- **Exercise prompt**: Check each line of the entries below for the string "than"; copy every line where it appears.

Collection entries
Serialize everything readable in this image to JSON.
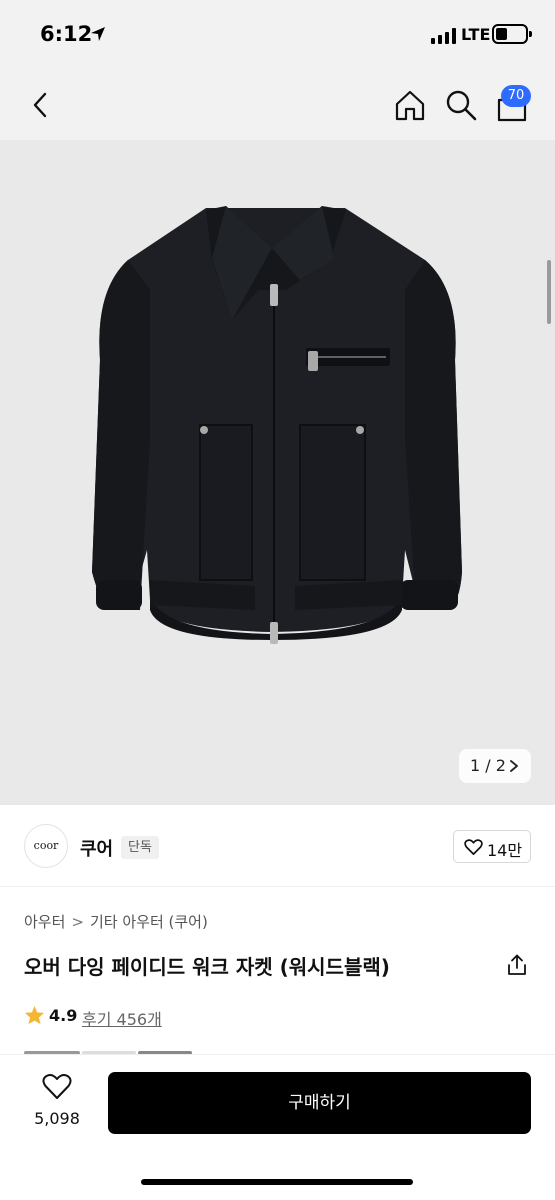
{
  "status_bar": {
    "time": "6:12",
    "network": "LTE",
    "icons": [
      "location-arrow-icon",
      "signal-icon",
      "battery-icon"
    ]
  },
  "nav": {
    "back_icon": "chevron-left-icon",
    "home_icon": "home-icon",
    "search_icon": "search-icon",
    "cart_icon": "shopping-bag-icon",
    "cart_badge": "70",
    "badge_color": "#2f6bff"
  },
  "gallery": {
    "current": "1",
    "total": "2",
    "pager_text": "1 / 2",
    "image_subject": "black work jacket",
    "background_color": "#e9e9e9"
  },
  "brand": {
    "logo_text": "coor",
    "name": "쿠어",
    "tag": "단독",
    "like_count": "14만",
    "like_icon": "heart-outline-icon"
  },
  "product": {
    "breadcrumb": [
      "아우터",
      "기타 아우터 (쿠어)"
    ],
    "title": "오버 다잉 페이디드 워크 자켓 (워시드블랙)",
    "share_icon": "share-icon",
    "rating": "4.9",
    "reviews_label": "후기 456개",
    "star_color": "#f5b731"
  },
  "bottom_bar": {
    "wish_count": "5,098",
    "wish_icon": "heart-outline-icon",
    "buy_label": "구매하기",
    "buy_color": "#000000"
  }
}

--

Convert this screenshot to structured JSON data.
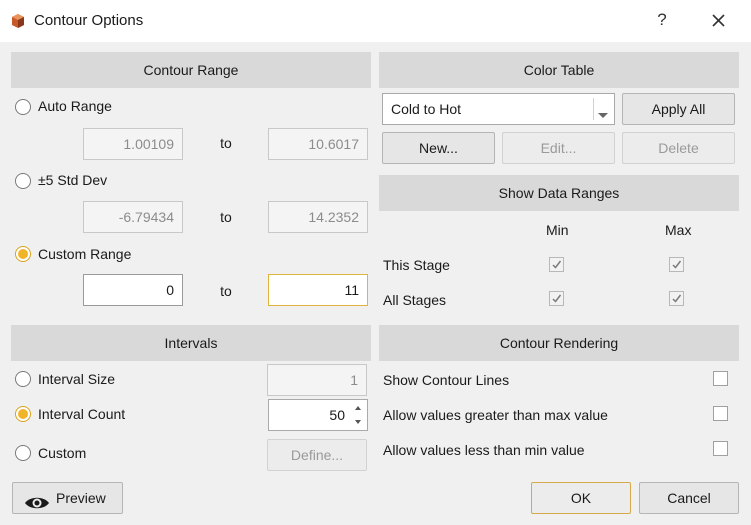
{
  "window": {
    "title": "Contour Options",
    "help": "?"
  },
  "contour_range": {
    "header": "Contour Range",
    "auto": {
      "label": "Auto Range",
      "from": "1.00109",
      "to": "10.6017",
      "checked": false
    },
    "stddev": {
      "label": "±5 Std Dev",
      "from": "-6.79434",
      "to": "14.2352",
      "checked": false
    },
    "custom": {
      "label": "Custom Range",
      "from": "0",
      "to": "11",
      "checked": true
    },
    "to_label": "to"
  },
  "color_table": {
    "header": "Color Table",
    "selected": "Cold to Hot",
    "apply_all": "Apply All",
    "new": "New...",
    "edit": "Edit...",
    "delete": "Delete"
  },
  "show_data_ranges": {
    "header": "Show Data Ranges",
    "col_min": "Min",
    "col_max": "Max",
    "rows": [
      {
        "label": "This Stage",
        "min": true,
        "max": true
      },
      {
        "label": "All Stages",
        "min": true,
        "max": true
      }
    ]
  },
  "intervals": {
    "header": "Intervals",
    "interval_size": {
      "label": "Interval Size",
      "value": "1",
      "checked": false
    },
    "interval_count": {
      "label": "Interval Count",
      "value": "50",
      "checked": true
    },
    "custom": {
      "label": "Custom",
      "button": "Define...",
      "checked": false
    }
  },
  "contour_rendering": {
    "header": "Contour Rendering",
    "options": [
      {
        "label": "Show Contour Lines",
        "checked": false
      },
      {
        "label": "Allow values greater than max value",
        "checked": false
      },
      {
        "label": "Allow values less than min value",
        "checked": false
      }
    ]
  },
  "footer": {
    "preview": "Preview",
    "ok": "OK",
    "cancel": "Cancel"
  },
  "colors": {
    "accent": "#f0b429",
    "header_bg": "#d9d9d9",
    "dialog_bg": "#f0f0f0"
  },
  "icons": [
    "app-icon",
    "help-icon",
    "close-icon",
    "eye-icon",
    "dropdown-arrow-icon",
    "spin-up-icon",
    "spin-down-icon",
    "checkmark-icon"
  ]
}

- **Reply**:
        "label": "Allow values greater than max value",
        "label": "Allow values less than min value",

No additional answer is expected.